> [INSTRUCTIONS TO FOLLOW]
Retyping each entry exactly is the whole task.

○ ○ ○ ○ ○

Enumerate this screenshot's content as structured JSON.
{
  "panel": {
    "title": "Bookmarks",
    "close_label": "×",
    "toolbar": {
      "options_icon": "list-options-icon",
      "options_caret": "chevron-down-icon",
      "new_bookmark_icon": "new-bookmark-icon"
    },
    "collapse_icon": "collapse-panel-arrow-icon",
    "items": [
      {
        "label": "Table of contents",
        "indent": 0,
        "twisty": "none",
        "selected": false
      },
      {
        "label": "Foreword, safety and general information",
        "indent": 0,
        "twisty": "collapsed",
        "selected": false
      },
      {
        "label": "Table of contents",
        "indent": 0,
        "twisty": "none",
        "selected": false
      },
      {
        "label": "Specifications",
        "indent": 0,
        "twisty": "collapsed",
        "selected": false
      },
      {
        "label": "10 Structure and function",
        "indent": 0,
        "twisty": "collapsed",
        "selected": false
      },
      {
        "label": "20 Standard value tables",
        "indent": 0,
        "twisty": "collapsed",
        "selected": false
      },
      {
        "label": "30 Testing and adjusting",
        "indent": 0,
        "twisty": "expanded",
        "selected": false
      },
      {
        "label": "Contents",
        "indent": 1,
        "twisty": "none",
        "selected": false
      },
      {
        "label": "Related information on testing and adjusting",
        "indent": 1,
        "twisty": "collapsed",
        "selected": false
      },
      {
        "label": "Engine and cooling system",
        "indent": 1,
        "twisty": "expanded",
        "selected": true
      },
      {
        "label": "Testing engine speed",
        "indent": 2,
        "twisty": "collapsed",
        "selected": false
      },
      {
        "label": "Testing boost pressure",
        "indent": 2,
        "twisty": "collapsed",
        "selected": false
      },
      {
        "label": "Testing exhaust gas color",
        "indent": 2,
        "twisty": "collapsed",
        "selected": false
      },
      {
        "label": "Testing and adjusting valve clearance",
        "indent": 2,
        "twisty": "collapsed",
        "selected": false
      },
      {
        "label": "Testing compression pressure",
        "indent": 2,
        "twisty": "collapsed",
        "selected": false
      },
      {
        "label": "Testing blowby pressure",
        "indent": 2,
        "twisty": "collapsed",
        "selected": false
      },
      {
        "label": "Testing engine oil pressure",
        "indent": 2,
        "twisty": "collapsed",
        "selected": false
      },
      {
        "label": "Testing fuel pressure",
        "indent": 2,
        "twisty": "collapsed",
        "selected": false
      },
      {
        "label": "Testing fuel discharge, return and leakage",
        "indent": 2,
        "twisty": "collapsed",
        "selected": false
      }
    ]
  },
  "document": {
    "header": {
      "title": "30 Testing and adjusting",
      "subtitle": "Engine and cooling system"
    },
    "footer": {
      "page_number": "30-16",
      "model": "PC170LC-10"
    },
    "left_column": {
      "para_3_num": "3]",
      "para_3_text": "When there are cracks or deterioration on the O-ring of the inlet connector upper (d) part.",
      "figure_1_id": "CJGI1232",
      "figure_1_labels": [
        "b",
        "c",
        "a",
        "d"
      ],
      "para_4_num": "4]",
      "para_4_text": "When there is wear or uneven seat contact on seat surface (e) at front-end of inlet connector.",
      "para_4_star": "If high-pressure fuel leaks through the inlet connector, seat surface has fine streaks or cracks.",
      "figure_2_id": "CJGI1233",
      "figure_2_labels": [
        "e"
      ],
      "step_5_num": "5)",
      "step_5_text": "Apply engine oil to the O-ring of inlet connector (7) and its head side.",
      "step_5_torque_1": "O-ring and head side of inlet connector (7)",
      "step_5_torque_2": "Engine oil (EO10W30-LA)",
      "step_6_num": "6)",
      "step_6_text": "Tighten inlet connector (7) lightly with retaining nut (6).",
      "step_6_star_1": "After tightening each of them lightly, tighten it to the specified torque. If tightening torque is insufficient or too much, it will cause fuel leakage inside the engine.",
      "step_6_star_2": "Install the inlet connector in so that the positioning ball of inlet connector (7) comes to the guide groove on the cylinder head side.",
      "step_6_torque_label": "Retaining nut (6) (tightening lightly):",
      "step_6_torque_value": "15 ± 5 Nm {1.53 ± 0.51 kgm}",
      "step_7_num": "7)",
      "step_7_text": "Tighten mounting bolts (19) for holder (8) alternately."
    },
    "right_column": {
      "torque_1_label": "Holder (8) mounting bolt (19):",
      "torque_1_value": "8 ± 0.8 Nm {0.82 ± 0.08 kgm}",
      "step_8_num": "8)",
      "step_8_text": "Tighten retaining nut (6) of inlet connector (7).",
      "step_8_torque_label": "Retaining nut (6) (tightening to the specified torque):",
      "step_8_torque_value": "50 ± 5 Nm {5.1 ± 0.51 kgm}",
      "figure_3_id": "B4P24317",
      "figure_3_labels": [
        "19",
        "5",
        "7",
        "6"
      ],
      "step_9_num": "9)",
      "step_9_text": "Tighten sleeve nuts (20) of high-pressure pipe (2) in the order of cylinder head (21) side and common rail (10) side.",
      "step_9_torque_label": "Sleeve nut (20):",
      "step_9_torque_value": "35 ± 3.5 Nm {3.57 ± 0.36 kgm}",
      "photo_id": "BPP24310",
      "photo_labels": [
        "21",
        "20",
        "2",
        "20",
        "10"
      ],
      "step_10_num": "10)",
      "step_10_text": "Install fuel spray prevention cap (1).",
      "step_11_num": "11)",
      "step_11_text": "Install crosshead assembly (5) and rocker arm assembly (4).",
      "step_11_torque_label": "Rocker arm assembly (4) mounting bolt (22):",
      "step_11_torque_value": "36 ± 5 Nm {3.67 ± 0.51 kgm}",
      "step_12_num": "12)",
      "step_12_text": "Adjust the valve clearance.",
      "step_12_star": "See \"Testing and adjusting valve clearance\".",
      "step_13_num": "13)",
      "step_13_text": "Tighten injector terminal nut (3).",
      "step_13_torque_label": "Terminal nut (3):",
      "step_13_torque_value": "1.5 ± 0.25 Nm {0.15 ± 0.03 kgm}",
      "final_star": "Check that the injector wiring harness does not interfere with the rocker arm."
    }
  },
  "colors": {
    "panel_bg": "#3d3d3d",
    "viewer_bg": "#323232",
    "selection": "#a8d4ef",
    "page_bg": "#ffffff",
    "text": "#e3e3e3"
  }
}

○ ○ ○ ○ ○

> [ANSWER SECTION]
Enumerate this screenshot's content as structured JSON.
{
  "panel": {
    "title": "Bookmarks",
    "close_label": "×",
    "toolbar": {
      "options_icon": "list-options-icon",
      "options_caret": "chevron-down-icon",
      "new_bookmark_icon": "new-bookmark-icon"
    },
    "collapse_icon": "collapse-panel-arrow-icon",
    "items": [
      {
        "label": "Table of contents",
        "indent": 0,
        "twisty": "none",
        "selected": false
      },
      {
        "label": "Foreword, safety and general information",
        "indent": 0,
        "twisty": "collapsed",
        "selected": false
      },
      {
        "label": "Table of contents",
        "indent": 0,
        "twisty": "none",
        "selected": false
      },
      {
        "label": "Specifications",
        "indent": 0,
        "twisty": "collapsed",
        "selected": false
      },
      {
        "label": "10 Structure and function",
        "indent": 0,
        "twisty": "collapsed",
        "selected": false
      },
      {
        "label": "20 Standard value tables",
        "indent": 0,
        "twisty": "collapsed",
        "selected": false
      },
      {
        "label": "30 Testing and adjusting",
        "indent": 0,
        "twisty": "expanded",
        "selected": false
      },
      {
        "label": "Contents",
        "indent": 1,
        "twisty": "none",
        "selected": false
      },
      {
        "label": "Related information on testing and adjusting",
        "indent": 1,
        "twisty": "collapsed",
        "selected": false
      },
      {
        "label": "Engine and cooling system",
        "indent": 1,
        "twisty": "expanded",
        "selected": true
      },
      {
        "label": "Testing engine speed",
        "indent": 2,
        "twisty": "collapsed",
        "selected": false
      },
      {
        "label": "Testing boost pressure",
        "indent": 2,
        "twisty": "collapsed",
        "selected": false
      },
      {
        "label": "Testing exhaust gas color",
        "indent": 2,
        "twisty": "collapsed",
        "selected": false
      },
      {
        "label": "Testing and adjusting valve clearance",
        "indent": 2,
        "twisty": "collapsed",
        "selected": false
      },
      {
        "label": "Testing compression pressure",
        "indent": 2,
        "twisty": "collapsed",
        "selected": false
      },
      {
        "label": "Testing blowby pressure",
        "indent": 2,
        "twisty": "collapsed",
        "selected": false
      },
      {
        "label": "Testing engine oil pressure",
        "indent": 2,
        "twisty": "collapsed",
        "selected": false
      },
      {
        "label": "Testing fuel pressure",
        "indent": 2,
        "twisty": "collapsed",
        "selected": false
      },
      {
        "label": "Testing fuel discharge, return and leakage",
        "indent": 2,
        "twisty": "collapsed",
        "selected": false
      }
    ]
  },
  "document": {
    "header": {
      "title": "30 Testing and adjusting",
      "subtitle": "Engine and cooling system"
    },
    "footer": {
      "page_number": "30-16",
      "model": "PC170LC-10"
    },
    "left_column": {
      "para_3_num": "3]",
      "para_3_text": "When there are cracks or deterioration on the O-ring of the inlet connector upper (d) part.",
      "figure_1_id": "CJGI1232",
      "figure_1_labels": [
        "b",
        "c",
        "a",
        "d"
      ],
      "para_4_num": "4]",
      "para_4_text": "When there is wear or uneven seat contact on seat surface (e) at front-end of inlet connector.",
      "para_4_star": "If high-pressure fuel leaks through the inlet connector, seat surface has fine streaks or cracks.",
      "figure_2_id": "CJGI1233",
      "figure_2_labels": [
        "e"
      ],
      "step_5_num": "5)",
      "step_5_text": "Apply engine oil to the O-ring of inlet connector (7) and its head side.",
      "step_5_torque_1": "O-ring and head side of inlet connector (7)",
      "step_5_torque_2": "Engine oil (EO10W30-LA)",
      "step_6_num": "6)",
      "step_6_text": "Tighten inlet connector (7) lightly with retaining nut (6).",
      "step_6_star_1": "After tightening each of them lightly, tighten it to the specified torque. If tightening torque is insufficient or too much, it will cause fuel leakage inside the engine.",
      "step_6_star_2": "Install the inlet connector in so that the positioning ball of inlet connector (7) comes to the guide groove on the cylinder head side.",
      "step_6_torque_label": "Retaining nut (6) (tightening lightly):",
      "step_6_torque_value": "15 ± 5 Nm {1.53 ± 0.51 kgm}",
      "step_7_num": "7)",
      "step_7_text": "Tighten mounting bolts (19) for holder (8) alternately."
    },
    "right_column": {
      "torque_1_label": "Holder (8) mounting bolt (19):",
      "torque_1_value": "8 ± 0.8 Nm {0.82 ± 0.08 kgm}",
      "step_8_num": "8)",
      "step_8_text": "Tighten retaining nut (6) of inlet connector (7).",
      "step_8_torque_label": "Retaining nut (6) (tightening to the specified torque):",
      "step_8_torque_value": "50 ± 5 Nm {5.1 ± 0.51 kgm}",
      "figure_3_id": "B4P24317",
      "figure_3_labels": [
        "19",
        "5",
        "7",
        "6"
      ],
      "step_9_num": "9)",
      "step_9_text": "Tighten sleeve nuts (20) of high-pressure pipe (2) in the order of cylinder head (21) side and common rail (10) side.",
      "step_9_torque_label": "Sleeve nut (20):",
      "step_9_torque_value": "35 ± 3.5 Nm {3.57 ± 0.36 kgm}",
      "photo_id": "BPP24310",
      "photo_labels": [
        "21",
        "20",
        "2",
        "20",
        "10"
      ],
      "step_10_num": "10)",
      "step_10_text": "Install fuel spray prevention cap (1).",
      "step_11_num": "11)",
      "step_11_text": "Install crosshead assembly (5) and rocker arm assembly (4).",
      "step_11_torque_label": "Rocker arm assembly (4) mounting bolt (22):",
      "step_11_torque_value": "36 ± 5 Nm {3.67 ± 0.51 kgm}",
      "step_12_num": "12)",
      "step_12_text": "Adjust the valve clearance.",
      "step_12_star": "See \"Testing and adjusting valve clearance\".",
      "step_13_num": "13)",
      "step_13_text": "Tighten injector terminal nut (3).",
      "step_13_torque_label": "Terminal nut (3):",
      "step_13_torque_value": "1.5 ± 0.25 Nm {0.15 ± 0.03 kgm}",
      "final_star": "Check that the injector wiring harness does not interfere with the rocker arm."
    }
  },
  "colors": {
    "panel_bg": "#3d3d3d",
    "viewer_bg": "#323232",
    "selection": "#a8d4ef",
    "page_bg": "#ffffff",
    "text": "#e3e3e3"
  }
}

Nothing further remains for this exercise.